Image
Very shallow M6.6 earthquake hits Ogasawara region, Japan
A very shallow earthquake registered by the JMA as M6.6 hit Japanese Ogasawara Archipelago at 18:22 UTC (03:22 JST) on August 16, 2018. The USGS is reporting M6.4 at a depth of 11.5 km (7.1 miles) at 18:21 and M6.0 at 18:22 UTC. EMSC is reporting M6.4 and M5.9 at a depth of 10 km (6.2 miles). According to the USGS, the epicenter was located 251 km (156 miles) SE of Iwo Jima, 420.9 km (261.5 miles) SSW of Ogasawara, Japan and 945.4 km (587.5 miles) NNW of Saipan, Northen Mariana Islands.

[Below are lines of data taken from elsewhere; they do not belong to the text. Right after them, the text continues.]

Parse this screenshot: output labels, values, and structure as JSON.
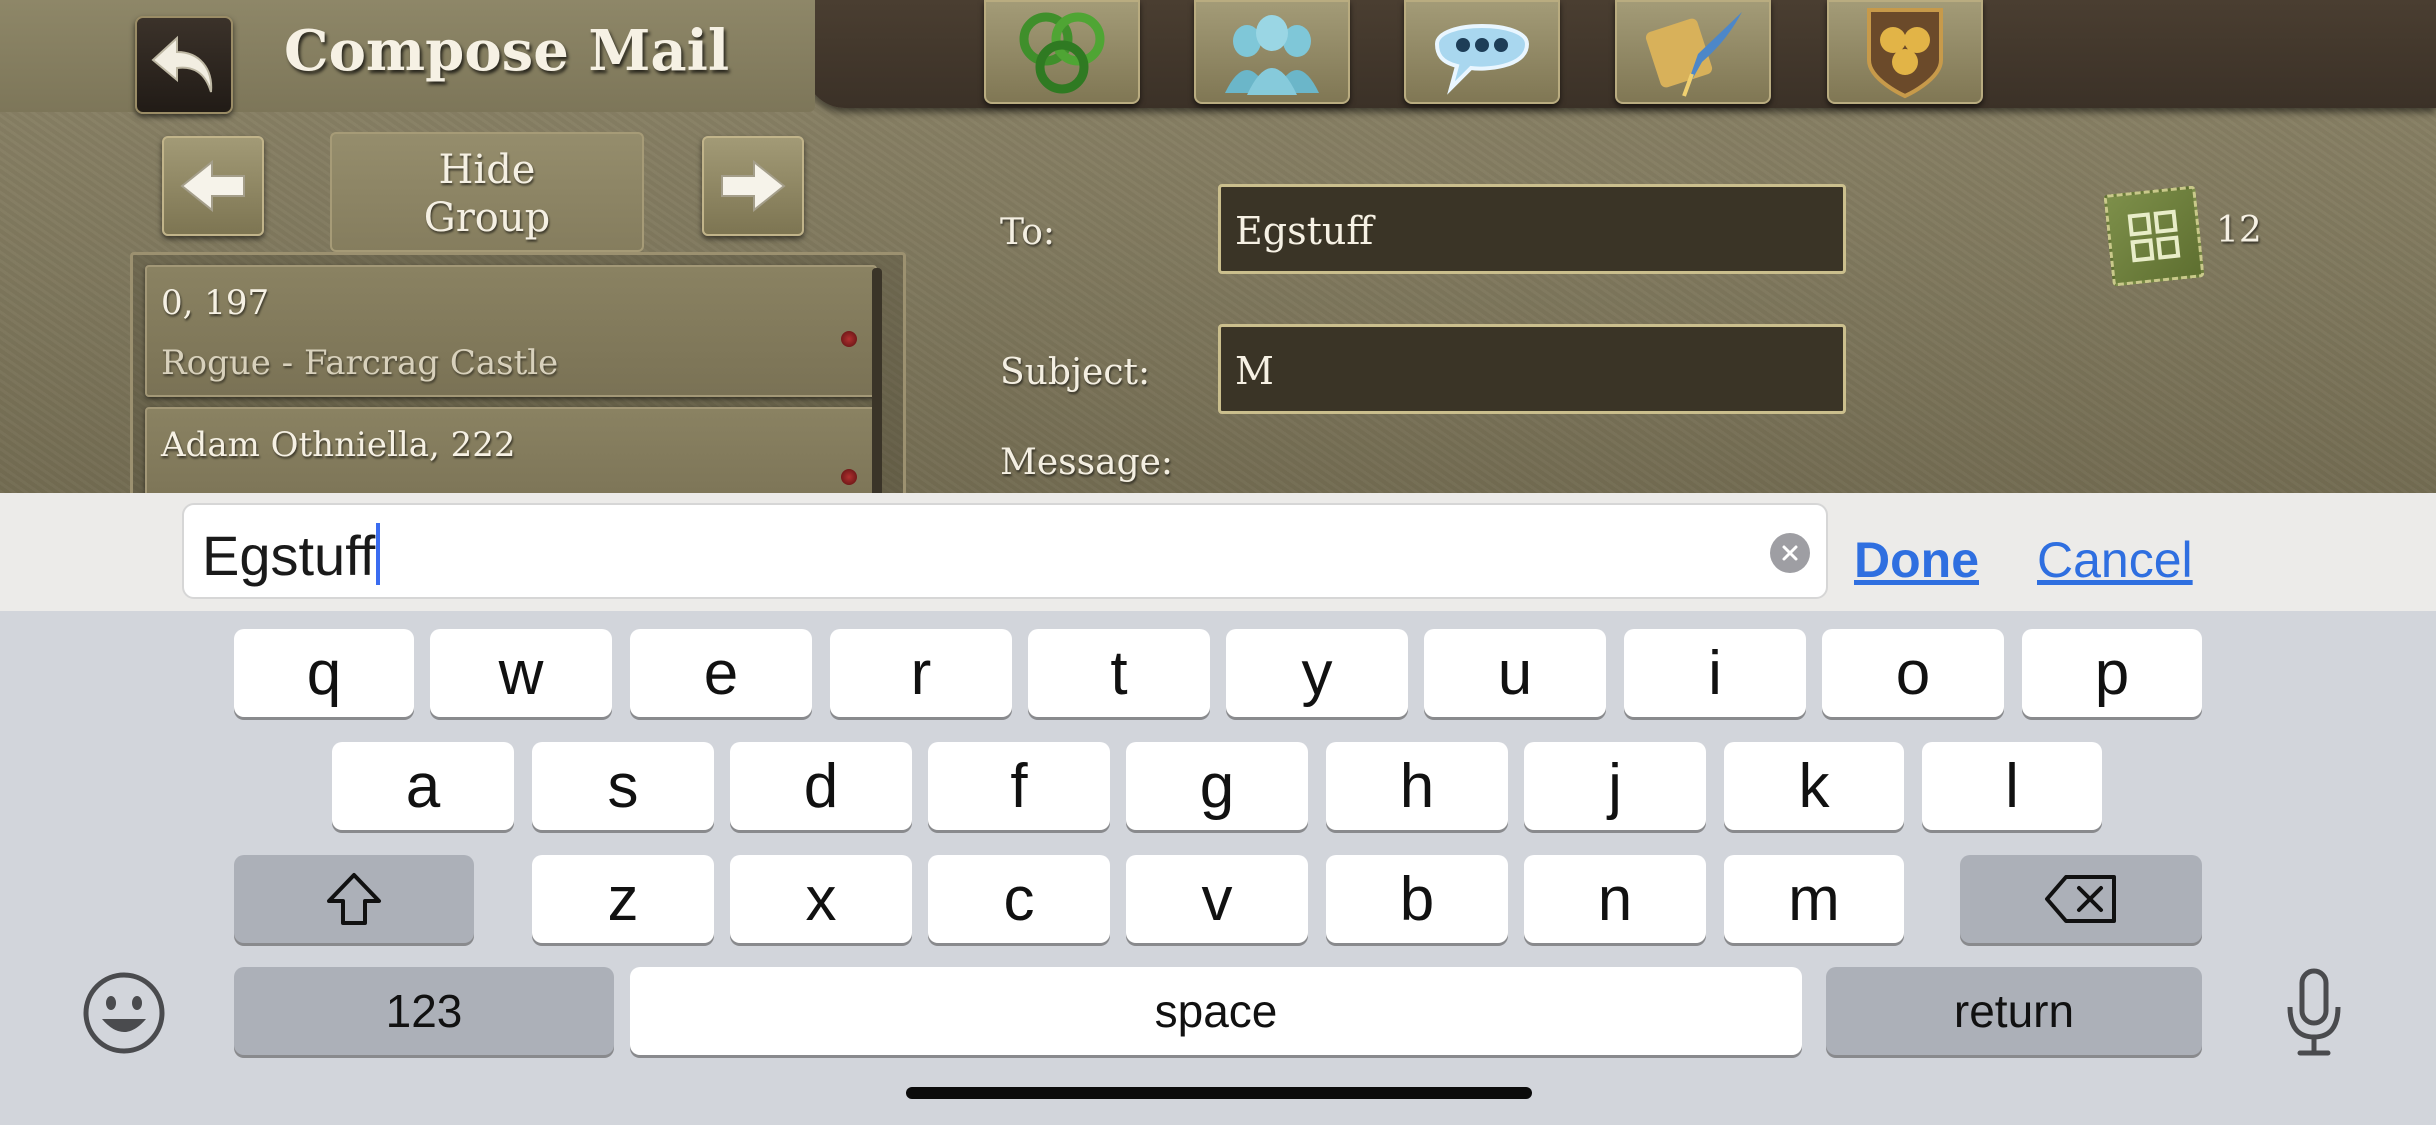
{
  "header": {
    "title": "Compose Mail",
    "nav_icons": [
      "triskelion-icon",
      "people-icon",
      "chat-bubble-icon",
      "scroll-quill-icon",
      "crest-shield-icon"
    ]
  },
  "group_nav": {
    "hide_group_label_line1": "Hide",
    "hide_group_label_line2": "Group"
  },
  "recipients": [
    {
      "line1": "0, 197",
      "line2": "Rogue - Farcrag Castle"
    },
    {
      "line1": "Adam Othniella, 222",
      "line2": ""
    }
  ],
  "form": {
    "to_label": "To:",
    "to_value": "Egstuff",
    "subject_label": "Subject:",
    "subject_value": "M",
    "message_label": "Message:"
  },
  "counter": {
    "icon": "celtic-knot-icon",
    "value": "12"
  },
  "input_bar": {
    "value": "Egstuff",
    "done_label": "Done",
    "cancel_label": "Cancel"
  },
  "keyboard": {
    "row1": [
      "q",
      "w",
      "e",
      "r",
      "t",
      "y",
      "u",
      "i",
      "o",
      "p"
    ],
    "row2": [
      "a",
      "s",
      "d",
      "f",
      "g",
      "h",
      "j",
      "k",
      "l"
    ],
    "row3": [
      "z",
      "x",
      "c",
      "v",
      "b",
      "n",
      "m"
    ],
    "numbers_label": "123",
    "space_label": "space",
    "return_label": "return"
  },
  "colors": {
    "accent_blue": "#2f6fe0",
    "game_panel": "#8c8468",
    "keyboard_bg": "#d2d5db"
  }
}
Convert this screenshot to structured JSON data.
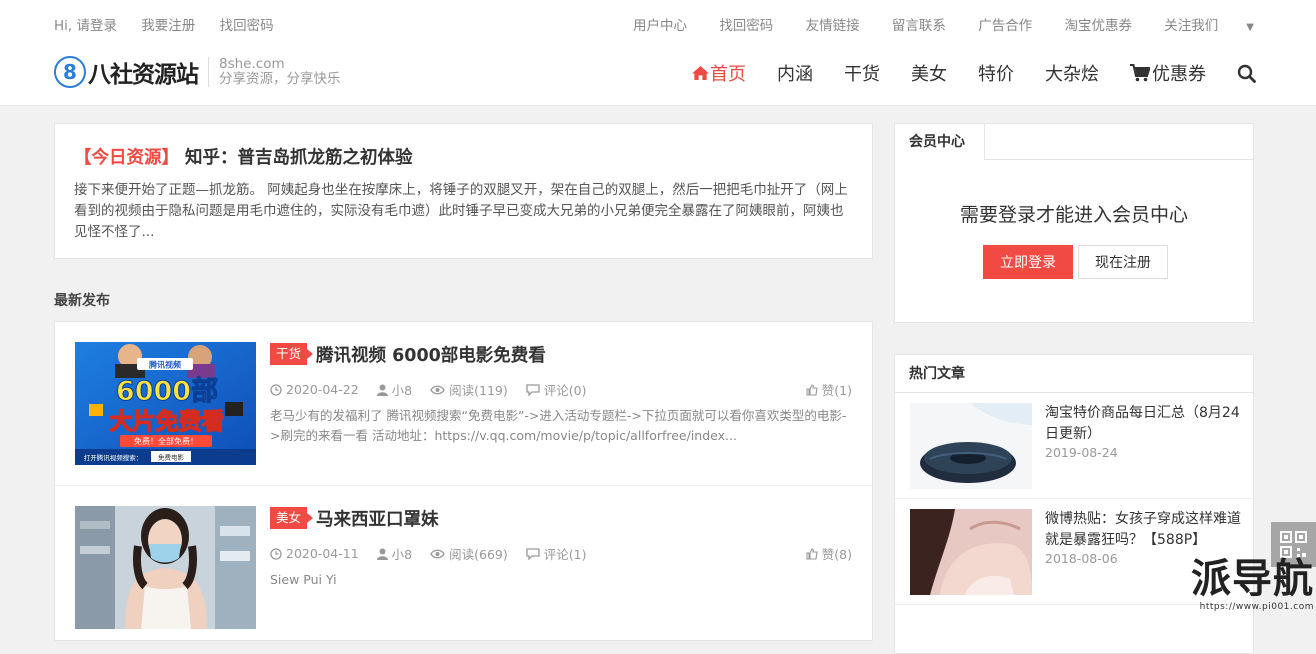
{
  "topbar": {
    "left": [
      "Hi, 请登录",
      "我要注册",
      "找回密码"
    ],
    "right": [
      "用户中心",
      "找回密码",
      "友情链接",
      "留言联系",
      "广告合作",
      "淘宝优惠券",
      "关注我们"
    ]
  },
  "logo": {
    "mark": "8",
    "name": "八社资源站",
    "domain": "8she.com",
    "slogan": "分享资源，分享快乐"
  },
  "nav": [
    "首页",
    "内涵",
    "干货",
    "美女",
    "特价",
    "大杂烩",
    "优惠券"
  ],
  "today": {
    "tag": "【今日资源】",
    "title": "知乎：普吉岛抓龙筋之初体验",
    "text": "接下来便开始了正题—抓龙筋。 阿姨起身也坐在按摩床上，将锤子的双腿叉开，架在自己的双腿上，然后一把把毛巾扯开了（网上看到的视频由于隐私问题是用毛巾遮住的，实际没有毛巾遮）此时锤子早已变成大兄弟的小兄弟便完全暴露在了阿姨眼前，阿姨也见怪不怪了..."
  },
  "latest_title": "最新发布",
  "posts": [
    {
      "cat": "干货",
      "title": "腾讯视频 6000部电影免费看",
      "date": "2020-04-22",
      "author": "小8",
      "reads": "阅读(119)",
      "comments": "评论(0)",
      "likes": "赞(1)",
      "excerpt": "老马少有的发福利了 腾讯视频搜索“免费电影”->进入活动专题栏->下拉页面就可以看你喜欢类型的电影->刷完的来看一看 活动地址：https://v.qq.com/movie/p/topic/allforfree/index...",
      "thumb": {
        "line1": "腾讯视频",
        "big1": "6000部",
        "big2": "大片免费看",
        "small": "免费！全部免费！",
        "bottom": "打开腾讯视频搜索：",
        "btn": "免费电影"
      }
    },
    {
      "cat": "美女",
      "title": "马来西亚口罩妹",
      "date": "2020-04-11",
      "author": "小8",
      "reads": "阅读(669)",
      "comments": "评论(1)",
      "likes": "赞(8)",
      "excerpt": "Siew Pui Yi"
    }
  ],
  "sidebar": {
    "member_tab": "会员中心",
    "member_msg": "需要登录才能进入会员中心",
    "login": "立即登录",
    "register": "现在注册",
    "hot_title": "热门文章",
    "hot": [
      {
        "title": "淘宝特价商品每日汇总（8月24日更新）",
        "date": "2019-08-24"
      },
      {
        "title": "微博热贴：女孩子穿成这样难道就是暴露狂吗？【588P】",
        "date": "2018-08-06"
      }
    ]
  },
  "watermark": {
    "big": "派导航",
    "small": "https://www.pi001.com"
  },
  "colors": {
    "accent": "#f14a42",
    "logo_blue": "#2b7fd8"
  }
}
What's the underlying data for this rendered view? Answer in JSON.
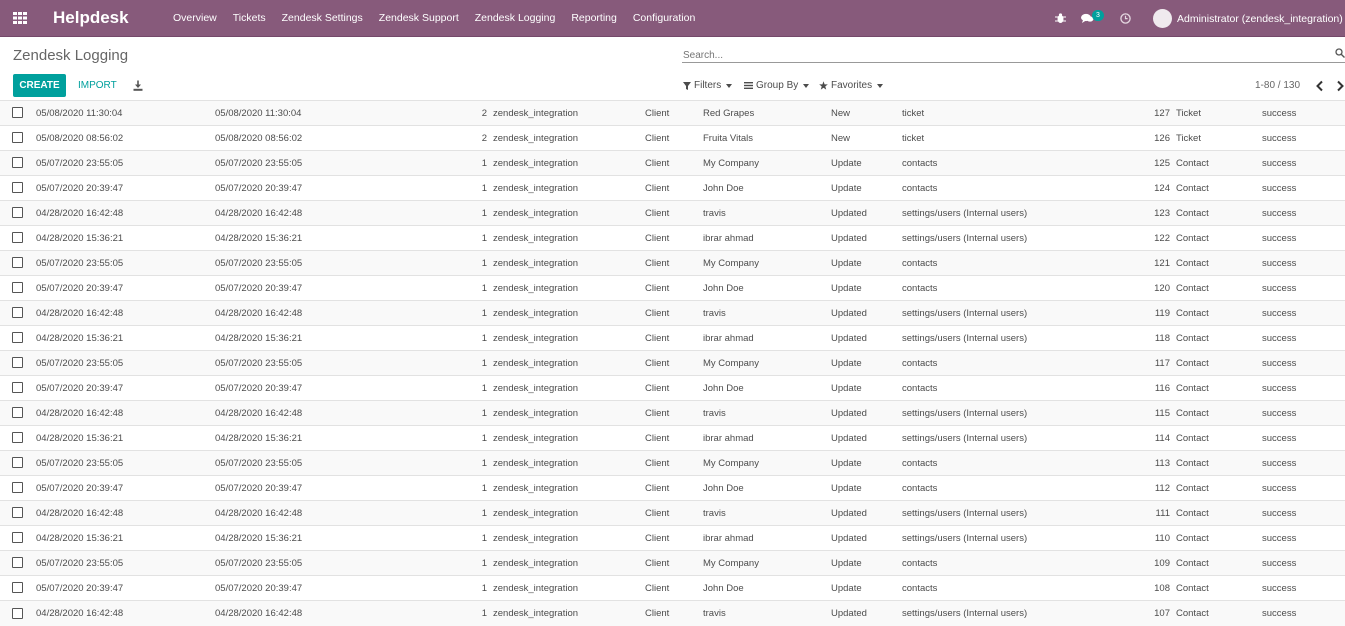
{
  "navbar": {
    "brand": "Helpdesk",
    "menu": [
      "Overview",
      "Tickets",
      "Zendesk Settings",
      "Zendesk Support",
      "Zendesk Logging",
      "Reporting",
      "Configuration"
    ],
    "message_count": "3",
    "user": "Administrator (zendesk_integration)",
    "colors": {
      "bar": "#875a7b",
      "accent": "#00a09d"
    }
  },
  "page": {
    "title": "Zendesk Logging"
  },
  "search": {
    "placeholder": "Search..."
  },
  "toolbar": {
    "create": "CREATE",
    "import": "IMPORT"
  },
  "filters": {
    "filters": "Filters",
    "group_by": "Group By",
    "favorites": "Favorites"
  },
  "pager": {
    "range": "1-80 / 130"
  },
  "rows": [
    {
      "date1": "05/08/2020 11:30:04",
      "date2": "05/08/2020 11:30:04",
      "count": "2",
      "user": "zendesk_integration",
      "side": "Client",
      "name": "Red Grapes",
      "action": "New",
      "model": "ticket",
      "id": "127",
      "type": "Ticket",
      "status": "success"
    },
    {
      "date1": "05/08/2020 08:56:02",
      "date2": "05/08/2020 08:56:02",
      "count": "2",
      "user": "zendesk_integration",
      "side": "Client",
      "name": "Fruita Vitals",
      "action": "New",
      "model": "ticket",
      "id": "126",
      "type": "Ticket",
      "status": "success"
    },
    {
      "date1": "05/07/2020 23:55:05",
      "date2": "05/07/2020 23:55:05",
      "count": "1",
      "user": "zendesk_integration",
      "side": "Client",
      "name": "My Company",
      "action": "Update",
      "model": "contacts",
      "id": "125",
      "type": "Contact",
      "status": "success"
    },
    {
      "date1": "05/07/2020 20:39:47",
      "date2": "05/07/2020 20:39:47",
      "count": "1",
      "user": "zendesk_integration",
      "side": "Client",
      "name": "John Doe",
      "action": "Update",
      "model": "contacts",
      "id": "124",
      "type": "Contact",
      "status": "success"
    },
    {
      "date1": "04/28/2020 16:42:48",
      "date2": "04/28/2020 16:42:48",
      "count": "1",
      "user": "zendesk_integration",
      "side": "Client",
      "name": "travis",
      "action": "Updated",
      "model": "settings/users (Internal users)",
      "id": "123",
      "type": "Contact",
      "status": "success"
    },
    {
      "date1": "04/28/2020 15:36:21",
      "date2": "04/28/2020 15:36:21",
      "count": "1",
      "user": "zendesk_integration",
      "side": "Client",
      "name": "ibrar ahmad",
      "action": "Updated",
      "model": "settings/users (Internal users)",
      "id": "122",
      "type": "Contact",
      "status": "success"
    },
    {
      "date1": "05/07/2020 23:55:05",
      "date2": "05/07/2020 23:55:05",
      "count": "1",
      "user": "zendesk_integration",
      "side": "Client",
      "name": "My Company",
      "action": "Update",
      "model": "contacts",
      "id": "121",
      "type": "Contact",
      "status": "success"
    },
    {
      "date1": "05/07/2020 20:39:47",
      "date2": "05/07/2020 20:39:47",
      "count": "1",
      "user": "zendesk_integration",
      "side": "Client",
      "name": "John Doe",
      "action": "Update",
      "model": "contacts",
      "id": "120",
      "type": "Contact",
      "status": "success"
    },
    {
      "date1": "04/28/2020 16:42:48",
      "date2": "04/28/2020 16:42:48",
      "count": "1",
      "user": "zendesk_integration",
      "side": "Client",
      "name": "travis",
      "action": "Updated",
      "model": "settings/users (Internal users)",
      "id": "119",
      "type": "Contact",
      "status": "success"
    },
    {
      "date1": "04/28/2020 15:36:21",
      "date2": "04/28/2020 15:36:21",
      "count": "1",
      "user": "zendesk_integration",
      "side": "Client",
      "name": "ibrar ahmad",
      "action": "Updated",
      "model": "settings/users (Internal users)",
      "id": "118",
      "type": "Contact",
      "status": "success"
    },
    {
      "date1": "05/07/2020 23:55:05",
      "date2": "05/07/2020 23:55:05",
      "count": "1",
      "user": "zendesk_integration",
      "side": "Client",
      "name": "My Company",
      "action": "Update",
      "model": "contacts",
      "id": "117",
      "type": "Contact",
      "status": "success"
    },
    {
      "date1": "05/07/2020 20:39:47",
      "date2": "05/07/2020 20:39:47",
      "count": "1",
      "user": "zendesk_integration",
      "side": "Client",
      "name": "John Doe",
      "action": "Update",
      "model": "contacts",
      "id": "116",
      "type": "Contact",
      "status": "success"
    },
    {
      "date1": "04/28/2020 16:42:48",
      "date2": "04/28/2020 16:42:48",
      "count": "1",
      "user": "zendesk_integration",
      "side": "Client",
      "name": "travis",
      "action": "Updated",
      "model": "settings/users (Internal users)",
      "id": "115",
      "type": "Contact",
      "status": "success"
    },
    {
      "date1": "04/28/2020 15:36:21",
      "date2": "04/28/2020 15:36:21",
      "count": "1",
      "user": "zendesk_integration",
      "side": "Client",
      "name": "ibrar ahmad",
      "action": "Updated",
      "model": "settings/users (Internal users)",
      "id": "114",
      "type": "Contact",
      "status": "success"
    },
    {
      "date1": "05/07/2020 23:55:05",
      "date2": "05/07/2020 23:55:05",
      "count": "1",
      "user": "zendesk_integration",
      "side": "Client",
      "name": "My Company",
      "action": "Update",
      "model": "contacts",
      "id": "113",
      "type": "Contact",
      "status": "success"
    },
    {
      "date1": "05/07/2020 20:39:47",
      "date2": "05/07/2020 20:39:47",
      "count": "1",
      "user": "zendesk_integration",
      "side": "Client",
      "name": "John Doe",
      "action": "Update",
      "model": "contacts",
      "id": "112",
      "type": "Contact",
      "status": "success"
    },
    {
      "date1": "04/28/2020 16:42:48",
      "date2": "04/28/2020 16:42:48",
      "count": "1",
      "user": "zendesk_integration",
      "side": "Client",
      "name": "travis",
      "action": "Updated",
      "model": "settings/users (Internal users)",
      "id": "111",
      "type": "Contact",
      "status": "success"
    },
    {
      "date1": "04/28/2020 15:36:21",
      "date2": "04/28/2020 15:36:21",
      "count": "1",
      "user": "zendesk_integration",
      "side": "Client",
      "name": "ibrar ahmad",
      "action": "Updated",
      "model": "settings/users (Internal users)",
      "id": "110",
      "type": "Contact",
      "status": "success"
    },
    {
      "date1": "05/07/2020 23:55:05",
      "date2": "05/07/2020 23:55:05",
      "count": "1",
      "user": "zendesk_integration",
      "side": "Client",
      "name": "My Company",
      "action": "Update",
      "model": "contacts",
      "id": "109",
      "type": "Contact",
      "status": "success"
    },
    {
      "date1": "05/07/2020 20:39:47",
      "date2": "05/07/2020 20:39:47",
      "count": "1",
      "user": "zendesk_integration",
      "side": "Client",
      "name": "John Doe",
      "action": "Update",
      "model": "contacts",
      "id": "108",
      "type": "Contact",
      "status": "success"
    },
    {
      "date1": "04/28/2020 16:42:48",
      "date2": "04/28/2020 16:42:48",
      "count": "1",
      "user": "zendesk_integration",
      "side": "Client",
      "name": "travis",
      "action": "Updated",
      "model": "settings/users (Internal users)",
      "id": "107",
      "type": "Contact",
      "status": "success"
    }
  ]
}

There are no people living within 100 km (62 miles). Although there may be slight sea-level changes in coastal regions, this earthquake has caused no damage to Japan, JMA said. The closest volcanoes are Minami-Hiyoshi and Nikko, both submarine. They have located roughly 100 km (62 miles) W of the epicenter. Periodic water discoloration and water-spouting have been reported over Minami-Hiyoshi since 1975 when detonations and an explosion were als…

Green And Blue Flash On Red Planet Mars 


Mars is approaching Earth for a 15-year close encounter on July 27th. The Red Planet now outshines every object in the sky except the sun, Moon, and Venus. Mars is doing things only very luminous objects can do--like produce a green flash. Watch this video taken by Peter Rosén of Stockholm, Sweden, on July 12th:


"Mars was shining brightly in the early morning sky," he says. "At an altitude of only 6.5° above the horizon, the turbulence was extreme, sometimes splitting the planet's disc in 2 or 3 slices and displaying a green and blue flash resembling those usually seen on the sun."

That's not all. Mars is also making its own glitter paths. Last night, Alan Dyer photographed this specimen from Driftwood Beach at Waterton Lakes National Park, Alberta:


A glitter path is a band of light in the water. It is caused by reflections from the troughs and crest of tiny waves. Normally, only the sun and Moon (and sometimes Venus and Jupiter) produce glitter paths. Now Mars is doing it too.
Dyer notes that Mars was "bright yellow"--a hue caused in part by the massive global dust storm in progress there. Think about it: A dust storm on another planet that you can see with your naked eye. Mars is close.
Still two weeks before closest approach, Mars is almost 3 times brighter than Sirius, the brightest star in the sky, and 30% brighter than the giant planet Jupiter. In other words, you can't miss it. Look south at midnight and remember, the best is yet to come. [sky map]

Popular posts from this blog